by Jamal Hashim, Shaalan Ahmed
BAGHDAD, May 12 (Xinhua) -- A year has passed since Iraq's landmark national elections, but the tough task of Iraq's recovery is still far from reach amid daunting internal and external conflicts.
The country's elections were held on May 12, 2018, as millions of Iraqis went to polling centers to elect 329 parliamentary representatives in the first general election after Iraq's victory over the Islamic State (IS) militant group in December 2017.
After the Independent High Electoral Commission (IHEC) announced the results, there were claims of widespread fraud linked to the electronic counting of votes.
The outgoing parliament held an emergency session and passed an amendment to the electoral law that cancelled the votes of internally-displaced and overseas voters and mandated a full manual recount for all other votes.
Finally, IHEC released the final results on Aug. 9, showing the political coalition al-Sairoon, led by Muqtada al-Sadr, won most seats in the polls with 54 seats in the Iraqi 329-seat parliament. It also showed that al-Fath coalition, led by Hadi al-Ameri, came in the second place with 48 seats.
More than six months has passed since Adel Abdul Mahdi was named as prime minister, his government still rowing hard to solve successive crises.

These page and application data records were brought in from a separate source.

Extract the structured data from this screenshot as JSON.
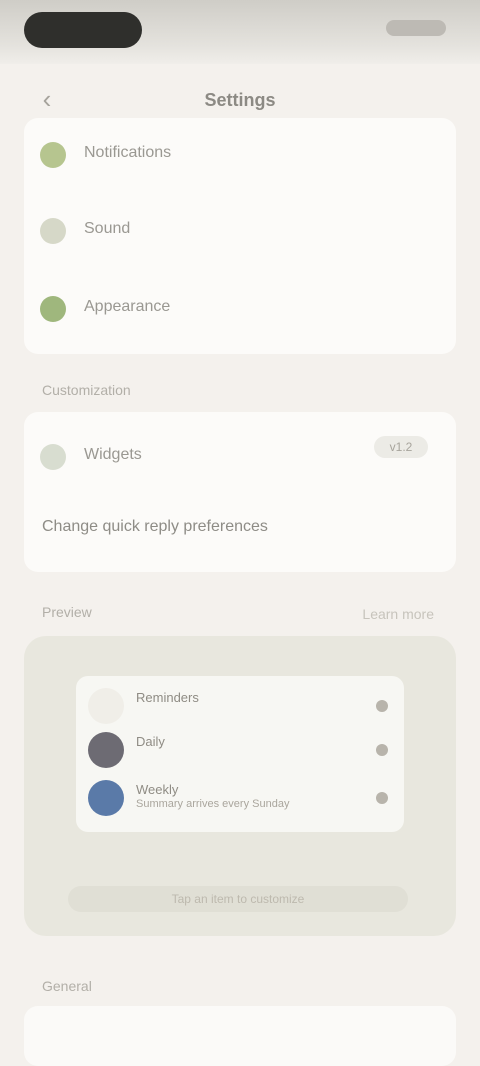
{
  "status": {
    "time": "",
    "right": ""
  },
  "header": {
    "title": "Settings",
    "back_icon": "chevron-left-icon"
  },
  "card1": [
    {
      "label": "Notifications",
      "icon": "bell-icon",
      "color": "#b6c58f"
    },
    {
      "label": "Sound",
      "icon": "speaker-icon",
      "color": "#d6d8c8"
    },
    {
      "label": "Appearance",
      "icon": "palette-icon",
      "color": "#9fb77d"
    }
  ],
  "section2": {
    "label": "Customization"
  },
  "card2": {
    "row": {
      "label": "Widgets",
      "icon": "grid-icon",
      "color": "#d8ddd0"
    },
    "version": "v1.2",
    "hint": "Change quick reply preferences"
  },
  "preview": {
    "label": "Preview",
    "right_label": "Learn more",
    "inner": [
      {
        "title": "Reminders",
        "sub": "",
        "avatar": "#f0eee8"
      },
      {
        "title": "Daily",
        "sub": "",
        "avatar": "#6d6b73"
      },
      {
        "title": "Weekly",
        "sub": "Summary arrives every Sunday",
        "avatar": "#5a7aa8"
      }
    ],
    "note": "Tap an item to customize"
  },
  "section3": {
    "label": "General"
  }
}
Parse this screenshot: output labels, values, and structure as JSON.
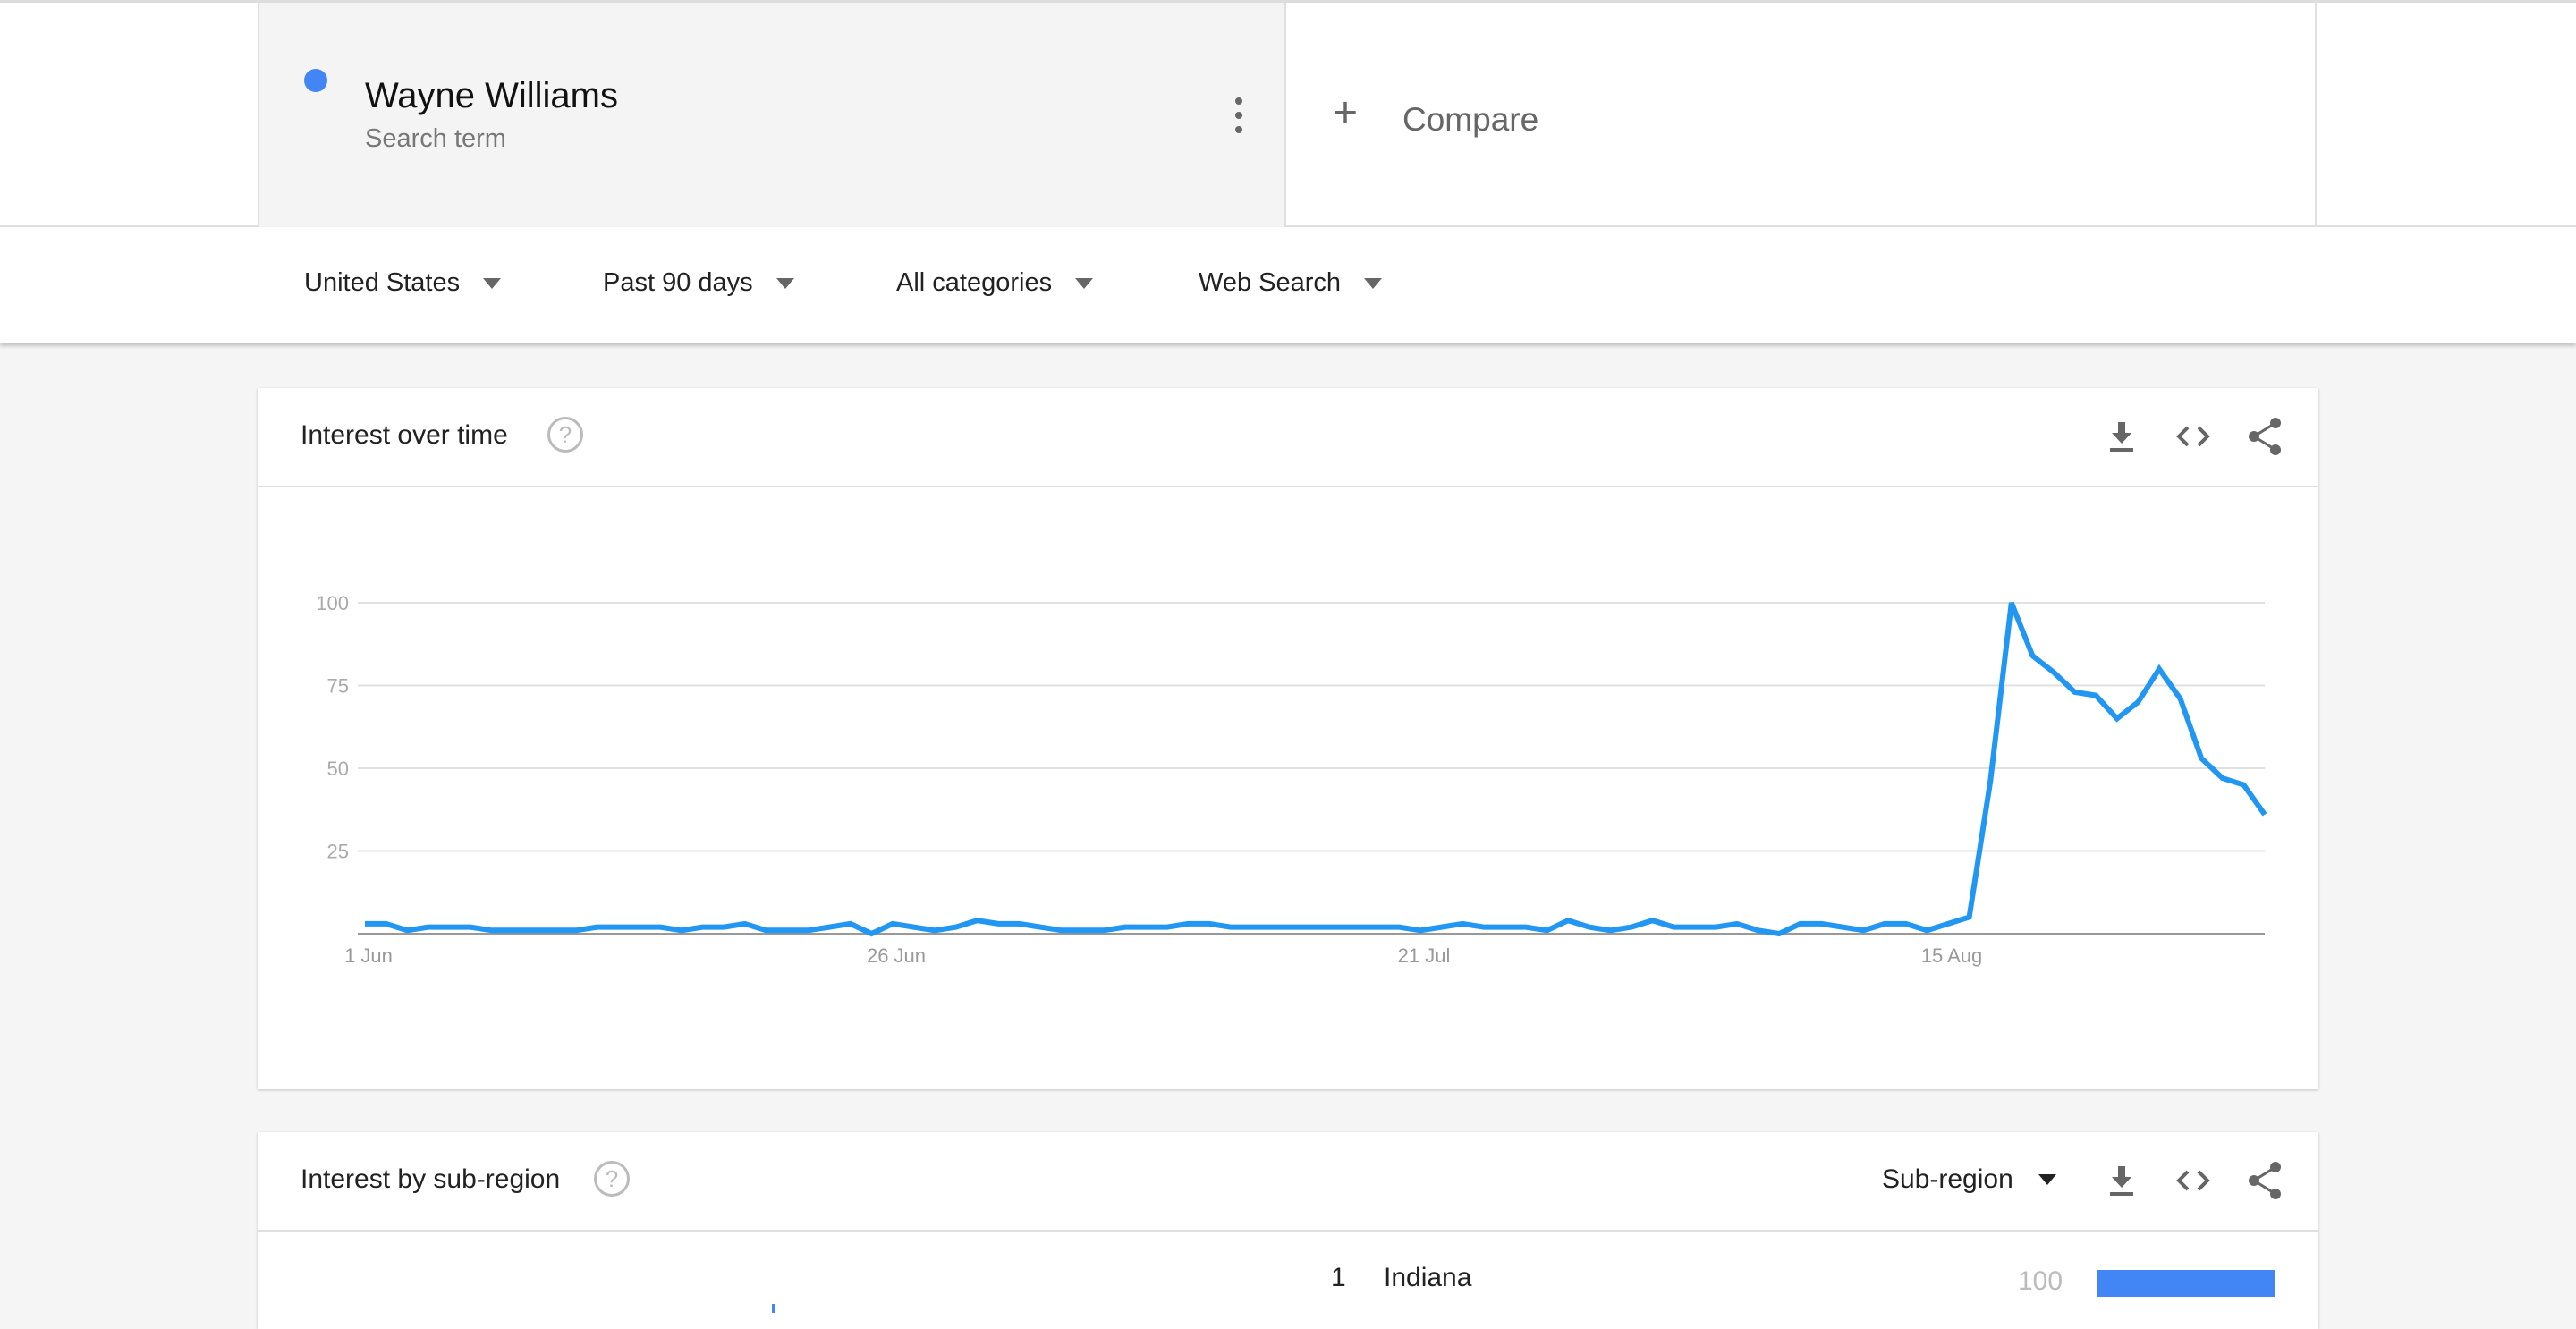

However, it was not easy to form a new government under the intense differences among the Iraqi factions, but the failure of forming government raised the prospect of further unrest as the country was struggling to rebuild and recover after three years of war against the IS extremist militants.
The dangerous situation pushed Abdul Mahdi to announce in last mid-October a partial lineup of his cabinet, but after more than five months, Abdul Mahdi has failed to complete his 22-cabinet members as he could not secure the needed approval by the parliament for four key ministers of defense, interior, justice and education due to profound disputes among the political blocs.
Sabah al-Sheikh, an Iraqi political analyst, told Xinhua that the differences and intersections among the major political parties and their parliamentary blocs are the main reason that hampers smooth progress of the political process in the country.
Al-Sheikh believes that "the current political system is tainted with corruption and internal squabbles over power, and that some of them allow external powers to interfere and exploit these divisions, thereby weakening the government."
Many of the country's political parties have built their own militias and gained influence and power throughout years of spat across the country after 2003. None of them is willing to lose their gains.
"As a result for the political system since 2003, Iraqis continued suffering from a lack of basic services, such as potable water, electricity, adequate healthcare and employment opportunities, let alone the consequences of three years of war against IS group, as billions are required to rebuild infrastructure and to resettle displaced people," al-Sheikh concluded.
Nevertheless, as the security situation has dramatically improved since the victory over IS group in late 2017, Abdul Mahdi ordered to remove thousands of concrete security walls in Baghdad in a move that reflects returning of life to normality.
The walls, which were built during the sectarian strife in 2007, are now to be completely removed gradually from the heavily fortified Green Zone, Baghdad's neighborhoods and many streets, al-Sheikh said.
Abdul Mahdi tried to activate the country's economy with agreeing with foreign companies to implement significant projects, including a 1.07-billion-U.S. dollar deal with a Chinese company to process associated gas extracted from Iraq's southern giant Halfaya oilfield.
He also signed contracts within a roadmap deal of 14 billion dollars to develop power generation projects in the country, and he announced that his government is in the process to increase oil production that would provide dozens of thousands of jobs opportunities.
Senior Iraqi politicians admitted that the failure to complete the government of Abdul Mahdi for long time has become intolerable and may increase the gap between the people and the ruling political class.
"The gap between the people and the political class and the continuation of political division is a failure for everyone, especially the parties who had a direct role in the formation of the current government," said Ammar al-Hakim, a Shiite cleric and head of the Coalition of Reform and Reconstruction, the largest coalition in the Iraqi parliament.
Political analyst Nadhum al-Jubouri told Xinhua that he believes that the tension in the Middle East by the U.S. sanctions on neighboring Iran also overshadowed the political scene in Iraq and added more divisions among Iraqi factions.
"Some parties and politicians are strongly opposing the U.S. sanctions against Iran, and fiercely stand against the U.S. threats, while others support the U.S. attitude toward Iran," al-Jubouri said, adding that this situation is worsening the Iraqi political scene and hampering the implementation of its program.
However, al-Jubouri believes that Abdul Mahdi made a remarkable progress, during his over six months in office, in the file of foreign relations and openness to all countries.
"Iraq has been pursuing balanced policy, which builds bridges of friendship and cooperation with all friends and neighbors, including neighboring Iran and Saudi Arabia," al-Jubouri added.
"Iraqi top officials have made successful visits to many regional and world countries and signed a lot of economic, political and security agreements to boost cooperation with these countries," he added.